4 The portion of the parish of Icomb known as Church Icomb was in Worcestershire until October 1844, whilst the portion of the parish known as Westward Icomb has always been in Gloucestershire. The whole parish is now (2010) in Gloucestershire. [Ref: Kain & Oliver; OS Map 144, parish #13/3 and #13/94]
5 The portion of the parish known as Lower Lea was in Gloucestershire until 1844. The portion of the parish known as Upper Lea belonged to Herefordshire both before and after October 1844. The whole parish of Lea is now (2010) in Herefordshire. [Ref: Kain & Oliver; OS Map 143, parish #15/64 and #15/65]
6 Whilst the bulk of Lechlade parish has always been in Gloucestershire, the area of the parish surrounding the hamlet of Great Lemhill Farm belonged to Oxfordshire until 1844. Now, it belongs with the remainder of Lechlade parish, in Gloucestershire. [Ref: Kain & Oliver; OS Map 157, parishes #13/4 and #13/295]
The following parishes in the ancient county of Gloucestershire belong(ed) to the Diocese of Bristol. Parish registers, Wills, and other parish related material for these parishes, and their chapelries will be found at the Bristol Record Office. Those listed with an asterisk (*) are now Bristol City Parishes.

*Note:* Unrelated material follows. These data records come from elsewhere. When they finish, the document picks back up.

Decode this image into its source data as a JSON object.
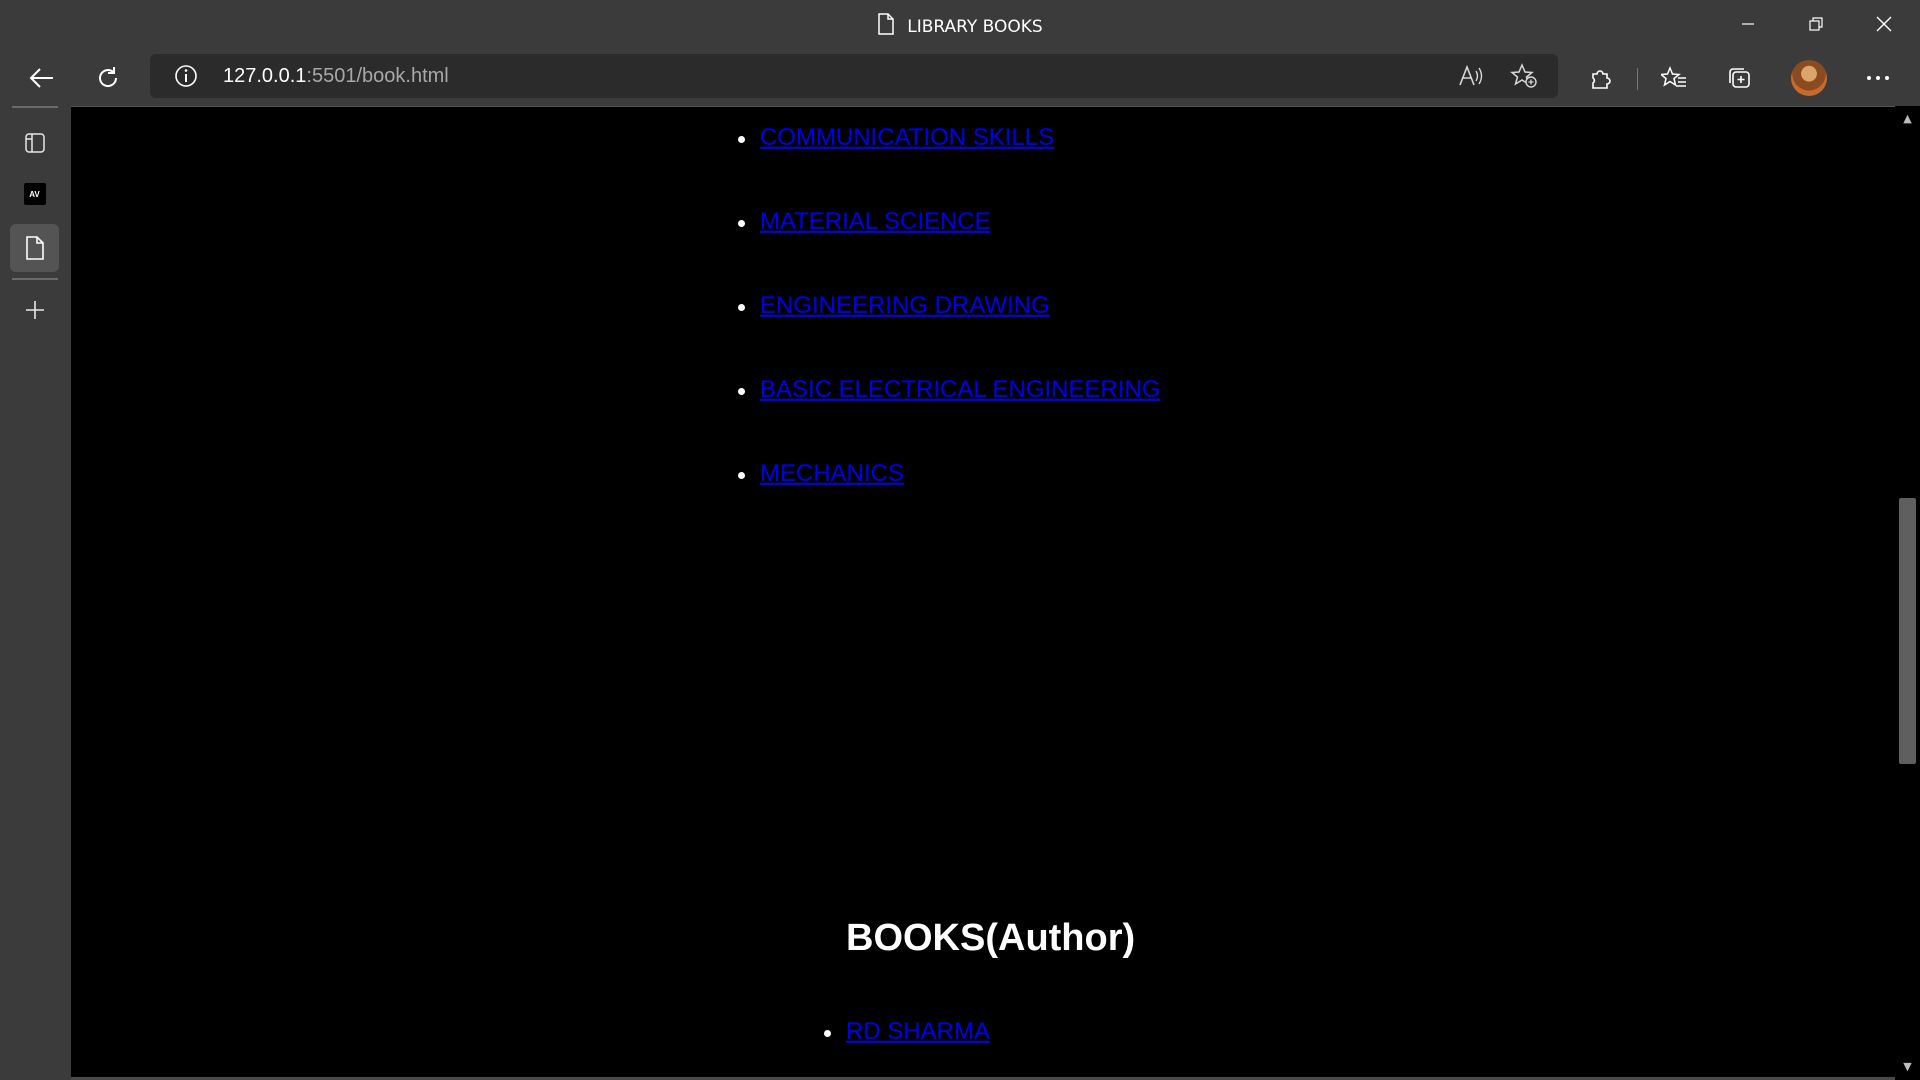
{
  "window": {
    "title": "LIBRARY BOOKS",
    "icons": {
      "minimize": "minimize-icon",
      "maximize": "restore-icon",
      "close": "close-icon"
    }
  },
  "toolbar": {
    "address_host": "127.0.0.1",
    "address_rest": ":5501/book.html",
    "icons": [
      "back-icon",
      "refresh-icon",
      "info-icon",
      "read-aloud-icon",
      "add-favorite-icon",
      "extensions-icon",
      "favorites-icon",
      "collections-icon",
      "profile-avatar",
      "more-icon"
    ]
  },
  "sidebar": {
    "items": [
      "tab-actions-icon",
      "av-tab",
      "page-tab-icon",
      "new-tab-icon"
    ],
    "av_label": "AV"
  },
  "page": {
    "subjects": [
      "COMMUNICATION SKILLS",
      "MATERIAL SCIENCE",
      "ENGINEERING DRAWING",
      "BASIC ELECTRICAL ENGINEERING",
      "MECHANICS"
    ],
    "authors_heading": "BOOKS(Author)",
    "authors": [
      "RD SHARMA"
    ],
    "link_color": "#0000ee",
    "background": "#000000"
  },
  "scroll": {
    "position_fraction": 0.45
  }
}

For further reading, see Administrative Regions of the British Isles on the GENUKI website.
[Prepared by Rosemary Lockie on 26th October 2010]